In the high school philosophy class that I taught, we read a book by Jeremy Hayward called Letters to Vanessa: On Love, Science, Awareness in an Enchanted World.
It is a book written by a Buddhist teacher and quantum physicist to his daughter, to help her perceive the enchanted nature of the world, and not just the corrupt and threatening world many of us humans are taught to imagine and thus help create.
My students loved the book. We would start each class with a mindfulness practice or inquiry exercise based on the book. I’d like to share with you one of our favorite practices. You can try this yourself, first. And then, if it’s appropriate for your class and you feel comfortable leading this type of practice, you can share it with students.
Close your eyes partly or fully and then turn your attention to your breath.
Feel your body breathe in. And then out. Can you feel how your body expands as you breathe in? And how it relaxes and lets go as you breathe out? Just feel the expansion and relaxation for a moment.
photo courtesy Ira Rabois
Let come to mind a time when you let go and relaxed and felt totally free, open, or present. Where was it? What colors and objects do you notice? Do any sounds stand out for you, or is it quiet? Maybe you were out in the woods or on a beach and you felt ⎼ this particular beach, this woods or sky, this sunset —this is beautiful. This is it. This I can live with.
Just sit for a moment with this feeling.
When you’re ready, open your eyes. Notice how you feel, now.
If you’re doing this with students, allow processing time. Students (and you) can share what they saw in small groups, write in a journal, or you can ask everyone, one by one, to share in one sentence what place they saw and how it felt.
In his book, Jeremy Hayward mentions a Navajo concept of Ho’zho, or beauty: “Beauty before me, beauty around me, beauty ahead of me.” We can walk the earth with beauty.
Likewise, Japanese Buddhists have a term, sho shin, which the Zen master Shunryu Suzuki translated as first or beginner’s mind. When we let go of the distractions, delusions and fear, and see the world in sho shin, the world is full, alive, and fresh. We see the world and other people more directly and clearly.
So summer is not just a time to let go, relax, and prepare for a new year. It is a time to sit with a particular moment and invest in the only sure investment we can ever have—into our mind and heart and how they reveal the world to us.
adapted from a post that originally appeared at The Good Men Project
About the Author
Ira Rabois has many years of experience as a secondary school teacher, instructor in the traditional Japanese martial arts, and meditation practitioner. While teaching for 27 years at the Lehman Alternative School in Ithaca, N. Y., he developed an innovative curriculum in English, Philosophy, History, Drama, Martial Arts, and Psychology, and refined a method of mindful questioning. He writes a blog on education and mindfulness. Mr. Rabois is the author of Compassionate Critical Thinking: How Mindfulness, Creativity, Empathy, and Socratic Questioning Can Transform Teaching.

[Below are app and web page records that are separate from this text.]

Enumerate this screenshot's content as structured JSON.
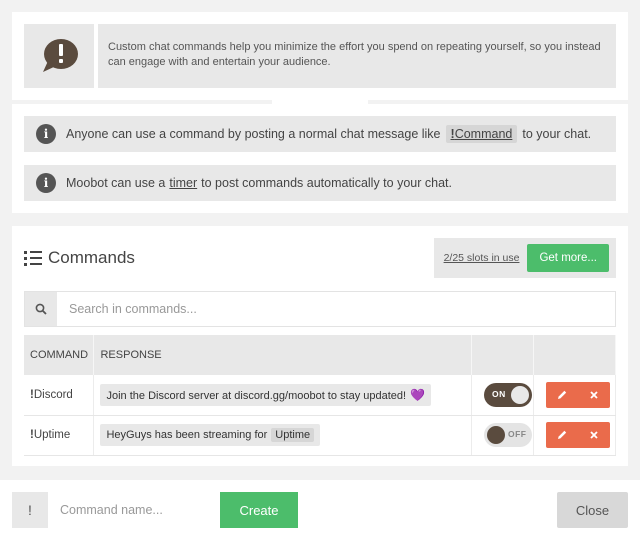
{
  "intro": {
    "icon": "chat-exclamation-icon",
    "text": "Custom chat commands help you minimize the effort you spend on repeating yourself, so you instead can engage with and entertain your audience."
  },
  "info": {
    "line1_before": "Anyone can use a command by posting a normal chat message like",
    "line1_chip_prefix": "!",
    "line1_chip_word": "Command",
    "line1_after": "to your chat.",
    "line2_before": "Moobot can use a",
    "line2_link": "timer",
    "line2_after": "to post commands automatically to your chat."
  },
  "commands": {
    "title": "Commands",
    "slots_text": "2/25 slots in use",
    "get_more_label": "Get more...",
    "search_placeholder": "Search in commands...",
    "columns": [
      "COMMAND",
      "RESPONSE"
    ],
    "rows": [
      {
        "prefix": "!",
        "name": "Discord",
        "response": "Join the Discord server at discord.gg/moobot to stay updated!",
        "var": "",
        "emoji": "💜",
        "toggle": "ON",
        "enabled": true
      },
      {
        "prefix": "!",
        "name": "Uptime",
        "response": "HeyGuys has been streaming for",
        "var": "Uptime",
        "emoji": "",
        "toggle": "OFF",
        "enabled": false
      }
    ]
  },
  "footer": {
    "prefix": "!",
    "placeholder": "Command name...",
    "create_label": "Create",
    "close_label": "Close"
  },
  "colors": {
    "accent_green": "#4cbd6b",
    "action_orange": "#ea6b4b",
    "toggle_brown": "#5a4b3e"
  }
}
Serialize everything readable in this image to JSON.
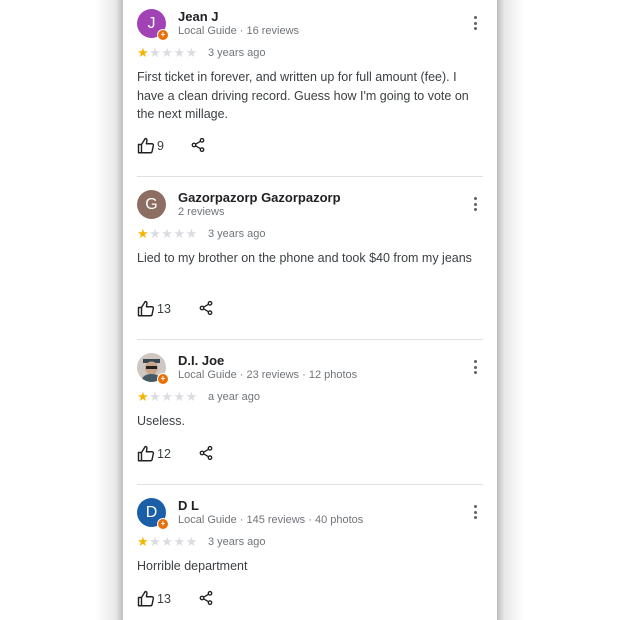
{
  "reviews": [
    {
      "avatar_letter": "J",
      "avatar_color": "#a142b5",
      "name": "Jean J",
      "meta": "Local Guide · 16 reviews",
      "rating": 1,
      "time": "3 years ago",
      "text": "First ticket in forever, and written up for full amount (fee). I have a clean driving record. Guess how I'm going to vote on the next millage.",
      "likes": "9"
    },
    {
      "avatar_letter": "G",
      "avatar_color": "#8d6e63",
      "name": "Gazorpazorp Gazorpazorp",
      "meta": "2 reviews",
      "rating": 1,
      "time": "3 years ago",
      "text": "Lied to my brother on the phone and took $40 from my jeans",
      "likes": "13"
    },
    {
      "avatar_letter": "",
      "avatar_color": "#d7ccc8",
      "name": "D.I. Joe",
      "meta": "Local Guide · 23 reviews · 12 photos",
      "rating": 1,
      "time": "a year ago",
      "text": "Useless.",
      "likes": "12"
    },
    {
      "avatar_letter": "D",
      "avatar_color": "#1a5fa8",
      "name": "D L",
      "meta": "Local Guide · 145 reviews · 40 photos",
      "rating": 1,
      "time": "3 years ago",
      "text": "Horrible department",
      "likes": "13"
    }
  ],
  "icons": {
    "more": "more-vert-icon",
    "like": "thumb-up-outline-icon",
    "share": "share-icon",
    "badge": "local-guide-badge-icon"
  }
}
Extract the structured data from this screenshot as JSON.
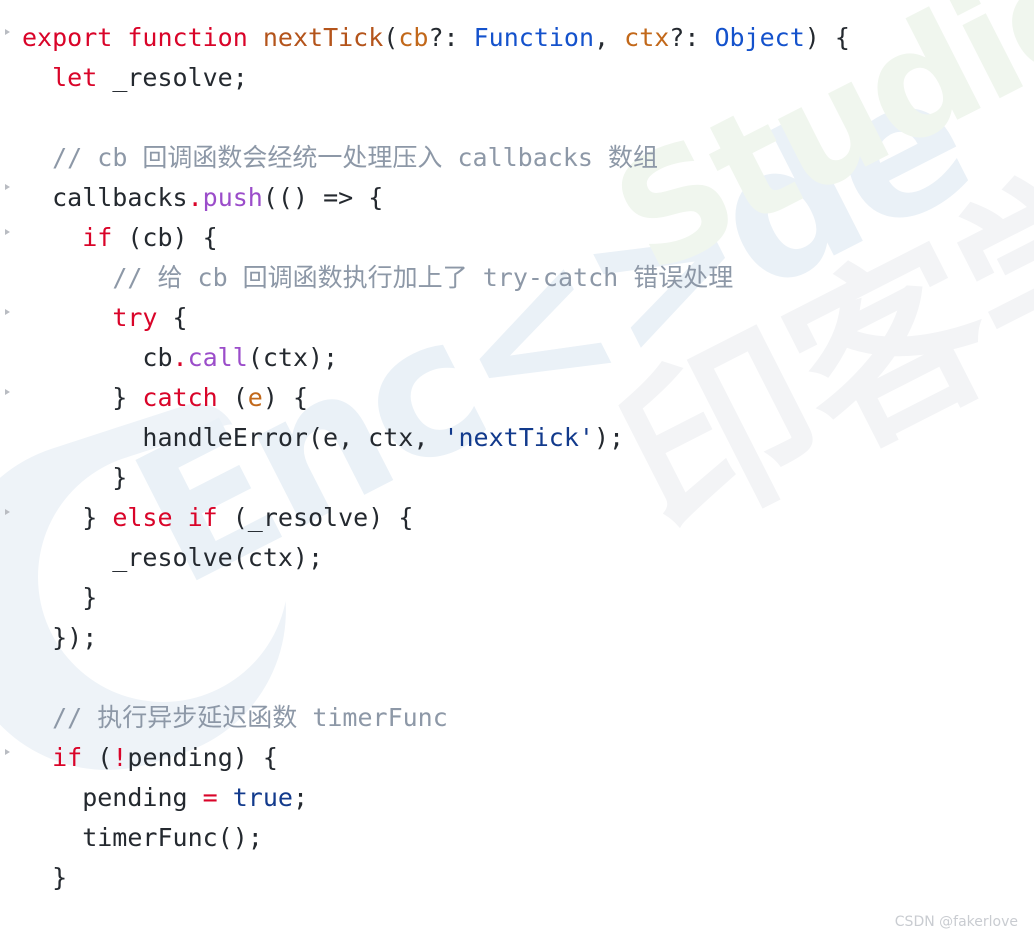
{
  "page": {
    "kind": "code-snippet",
    "language": "javascript",
    "background_color": "#ffffff"
  },
  "colors": {
    "keyword": "#d90429",
    "function_name": "#b4541b",
    "parameter": "#c2681a",
    "type": "#1452cc",
    "string": "#123a8c",
    "method": "#9b4dca",
    "comment": "#8d98a7",
    "plain": "#24292f",
    "operator": "#d90429",
    "watermark_blue": "#eaf1f7",
    "watermark_green": "#f0f6ee",
    "watermark_gray": "#f3f4f6",
    "credit": "#c9ccd1"
  },
  "watermark": {
    "encode_text": "Enc<>de",
    "studio_text": "Studio",
    "chinese_text": "印客学院"
  },
  "credit": {
    "text": "CSDN @fakerlove"
  },
  "gutter": {
    "fold_marker_tops": [
      29,
      184,
      229,
      309,
      389,
      509,
      749
    ]
  },
  "code": {
    "lines": [
      {
        "n": 1,
        "text": "export function nextTick(cb?: Function, ctx?: Object) {",
        "tokens": [
          {
            "t": "export",
            "c": "kw"
          },
          {
            "t": " ",
            "c": "pln"
          },
          {
            "t": "function",
            "c": "kw"
          },
          {
            "t": " ",
            "c": "pln"
          },
          {
            "t": "nextTick",
            "c": "fn"
          },
          {
            "t": "(",
            "c": "pln"
          },
          {
            "t": "cb",
            "c": "param"
          },
          {
            "t": "?: ",
            "c": "pln"
          },
          {
            "t": "Function",
            "c": "type"
          },
          {
            "t": ", ",
            "c": "pln"
          },
          {
            "t": "ctx",
            "c": "param"
          },
          {
            "t": "?: ",
            "c": "pln"
          },
          {
            "t": "Object",
            "c": "type"
          },
          {
            "t": ") {",
            "c": "pln"
          }
        ]
      },
      {
        "n": 2,
        "text": "  let _resolve;",
        "tokens": [
          {
            "t": "  ",
            "c": "pln"
          },
          {
            "t": "let",
            "c": "kw"
          },
          {
            "t": " _resolve;",
            "c": "pln"
          }
        ]
      },
      {
        "n": 3,
        "text": "",
        "tokens": []
      },
      {
        "n": 4,
        "text": "  // cb 回调函数会经统一处理压入 callbacks 数组",
        "tokens": [
          {
            "t": "  ",
            "c": "pln"
          },
          {
            "t": "// cb 回调函数会经统一处理压入 callbacks 数组",
            "c": "cmt"
          }
        ]
      },
      {
        "n": 5,
        "text": "  callbacks.push(() => {",
        "tokens": [
          {
            "t": "  callbacks",
            "c": "pln"
          },
          {
            "t": ".",
            "c": "dot"
          },
          {
            "t": "push",
            "c": "meth"
          },
          {
            "t": "(() => {",
            "c": "pln"
          }
        ]
      },
      {
        "n": 6,
        "text": "    if (cb) {",
        "tokens": [
          {
            "t": "    ",
            "c": "pln"
          },
          {
            "t": "if",
            "c": "kw"
          },
          {
            "t": " (cb) {",
            "c": "pln"
          }
        ]
      },
      {
        "n": 7,
        "text": "      // 给 cb 回调函数执行加上了 try-catch 错误处理",
        "tokens": [
          {
            "t": "      ",
            "c": "pln"
          },
          {
            "t": "// 给 cb 回调函数执行加上了 try-catch 错误处理",
            "c": "cmt"
          }
        ]
      },
      {
        "n": 8,
        "text": "      try {",
        "tokens": [
          {
            "t": "      ",
            "c": "pln"
          },
          {
            "t": "try",
            "c": "kw"
          },
          {
            "t": " {",
            "c": "pln"
          }
        ]
      },
      {
        "n": 9,
        "text": "        cb.call(ctx);",
        "tokens": [
          {
            "t": "        cb",
            "c": "pln"
          },
          {
            "t": ".",
            "c": "dot"
          },
          {
            "t": "call",
            "c": "meth"
          },
          {
            "t": "(ctx);",
            "c": "pln"
          }
        ]
      },
      {
        "n": 10,
        "text": "      } catch (e) {",
        "tokens": [
          {
            "t": "      } ",
            "c": "pln"
          },
          {
            "t": "catch",
            "c": "kw"
          },
          {
            "t": " (",
            "c": "pln"
          },
          {
            "t": "e",
            "c": "param"
          },
          {
            "t": ") {",
            "c": "pln"
          }
        ]
      },
      {
        "n": 11,
        "text": "        handleError(e, ctx, 'nextTick');",
        "tokens": [
          {
            "t": "        handleError(e, ctx, ",
            "c": "pln"
          },
          {
            "t": "'nextTick'",
            "c": "str"
          },
          {
            "t": ");",
            "c": "pln"
          }
        ]
      },
      {
        "n": 12,
        "text": "      }",
        "tokens": [
          {
            "t": "      }",
            "c": "pln"
          }
        ]
      },
      {
        "n": 13,
        "text": "    } else if (_resolve) {",
        "tokens": [
          {
            "t": "    } ",
            "c": "pln"
          },
          {
            "t": "else",
            "c": "kw"
          },
          {
            "t": " ",
            "c": "pln"
          },
          {
            "t": "if",
            "c": "kw"
          },
          {
            "t": " (_resolve) {",
            "c": "pln"
          }
        ]
      },
      {
        "n": 14,
        "text": "      _resolve(ctx);",
        "tokens": [
          {
            "t": "      _resolve(ctx);",
            "c": "pln"
          }
        ]
      },
      {
        "n": 15,
        "text": "    }",
        "tokens": [
          {
            "t": "    }",
            "c": "pln"
          }
        ]
      },
      {
        "n": 16,
        "text": "  });",
        "tokens": [
          {
            "t": "  });",
            "c": "pln"
          }
        ]
      },
      {
        "n": 17,
        "text": "",
        "tokens": []
      },
      {
        "n": 18,
        "text": "  // 执行异步延迟函数 timerFunc",
        "tokens": [
          {
            "t": "  ",
            "c": "pln"
          },
          {
            "t": "// 执行异步延迟函数 timerFunc",
            "c": "cmt"
          }
        ]
      },
      {
        "n": 19,
        "text": "  if (!pending) {",
        "tokens": [
          {
            "t": "  ",
            "c": "pln"
          },
          {
            "t": "if",
            "c": "kw"
          },
          {
            "t": " (",
            "c": "pln"
          },
          {
            "t": "!",
            "c": "op"
          },
          {
            "t": "pending) {",
            "c": "pln"
          }
        ]
      },
      {
        "n": 20,
        "text": "    pending = true;",
        "tokens": [
          {
            "t": "    pending ",
            "c": "pln"
          },
          {
            "t": "=",
            "c": "op"
          },
          {
            "t": " ",
            "c": "pln"
          },
          {
            "t": "true",
            "c": "bool"
          },
          {
            "t": ";",
            "c": "pln"
          }
        ]
      },
      {
        "n": 21,
        "text": "    timerFunc();",
        "tokens": [
          {
            "t": "    timerFunc();",
            "c": "pln"
          }
        ]
      },
      {
        "n": 22,
        "text": "  }",
        "tokens": [
          {
            "t": "  }",
            "c": "pln"
          }
        ]
      }
    ]
  }
}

Using Mindful Questioning to Enhance Academic Learning (interview with Ira Rabois)